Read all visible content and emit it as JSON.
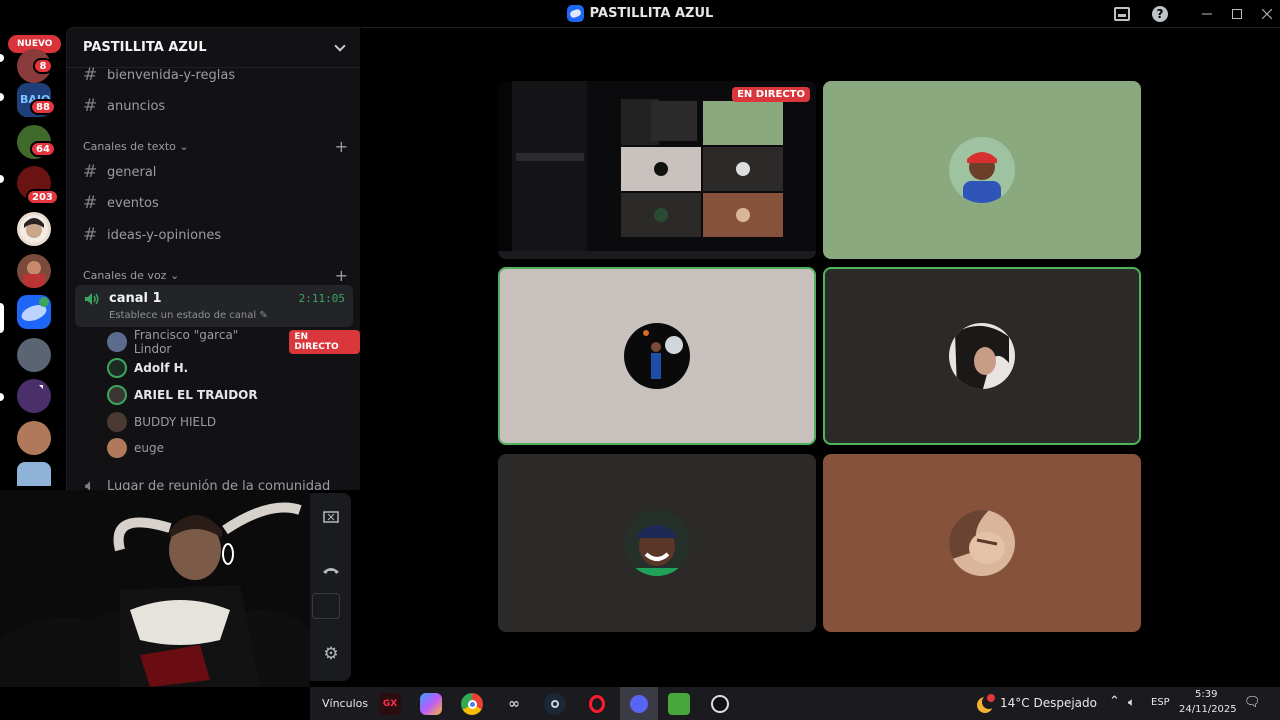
{
  "window": {
    "title": "PASTILLITA AZUL"
  },
  "rail": {
    "nuevo_label": "NUEVO",
    "badges": [
      "8",
      "88",
      "64",
      "203"
    ]
  },
  "sidebar": {
    "guild_name": "PASTILLITA AZUL",
    "top_channels": [
      "bienvenida-y-reglas",
      "anuncios"
    ],
    "text_category": "Canales de texto",
    "text_channels": [
      "general",
      "eventos",
      "ideas-y-opiniones"
    ],
    "voice_category": "Canales de voz",
    "voice_channel": {
      "name": "canal 1",
      "elapsed": "2:11:05",
      "status_prompt": "Establece un estado de canal"
    },
    "members": [
      {
        "name": "Francisco \"garca\" Lindor",
        "live": "EN DIRECTO"
      },
      {
        "name": "Adolf H."
      },
      {
        "name": "ARIEL EL TRAIDOR"
      },
      {
        "name": "BUDDY HIELD"
      },
      {
        "name": "euge"
      }
    ],
    "next_channel": "Lugar de reunión de la comunidad"
  },
  "stage": {
    "live_tag": "EN DIRECTO"
  },
  "taskbar": {
    "links_label": "Vínculos",
    "weather_alert": "1",
    "weather": "14°C  Despejado",
    "lang": "ESP",
    "time": "5:39",
    "date": "24/11/2025",
    "gx_label": "GX"
  },
  "colors": {
    "accent_green": "#4fb35b",
    "live_red": "#da373c",
    "tile_green": "#8aa97f",
    "tile_grey": "#c9c1bd",
    "tile_dark": "#2c2a28",
    "tile_brown": "#86523b"
  }
}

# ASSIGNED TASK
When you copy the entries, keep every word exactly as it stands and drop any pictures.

# SOLUTION FOR THIS EXERCISE
Read all visible content and emit it as JSON.
{
  "window": {
    "title": "PASTILLITA AZUL"
  },
  "rail": {
    "nuevo_label": "NUEVO",
    "badges": [
      "8",
      "88",
      "64",
      "203"
    ]
  },
  "sidebar": {
    "guild_name": "PASTILLITA AZUL",
    "top_channels": [
      "bienvenida-y-reglas",
      "anuncios"
    ],
    "text_category": "Canales de texto",
    "text_channels": [
      "general",
      "eventos",
      "ideas-y-opiniones"
    ],
    "voice_category": "Canales de voz",
    "voice_channel": {
      "name": "canal 1",
      "elapsed": "2:11:05",
      "status_prompt": "Establece un estado de canal"
    },
    "members": [
      {
        "name": "Francisco \"garca\" Lindor",
        "live": "EN DIRECTO"
      },
      {
        "name": "Adolf H."
      },
      {
        "name": "ARIEL EL TRAIDOR"
      },
      {
        "name": "BUDDY HIELD"
      },
      {
        "name": "euge"
      }
    ],
    "next_channel": "Lugar de reunión de la comunidad"
  },
  "stage": {
    "live_tag": "EN DIRECTO"
  },
  "taskbar": {
    "links_label": "Vínculos",
    "weather_alert": "1",
    "weather": "14°C  Despejado",
    "lang": "ESP",
    "time": "5:39",
    "date": "24/11/2025",
    "gx_label": "GX"
  },
  "colors": {
    "accent_green": "#4fb35b",
    "live_red": "#da373c",
    "tile_green": "#8aa97f",
    "tile_grey": "#c9c1bd",
    "tile_dark": "#2c2a28",
    "tile_brown": "#86523b"
  }
}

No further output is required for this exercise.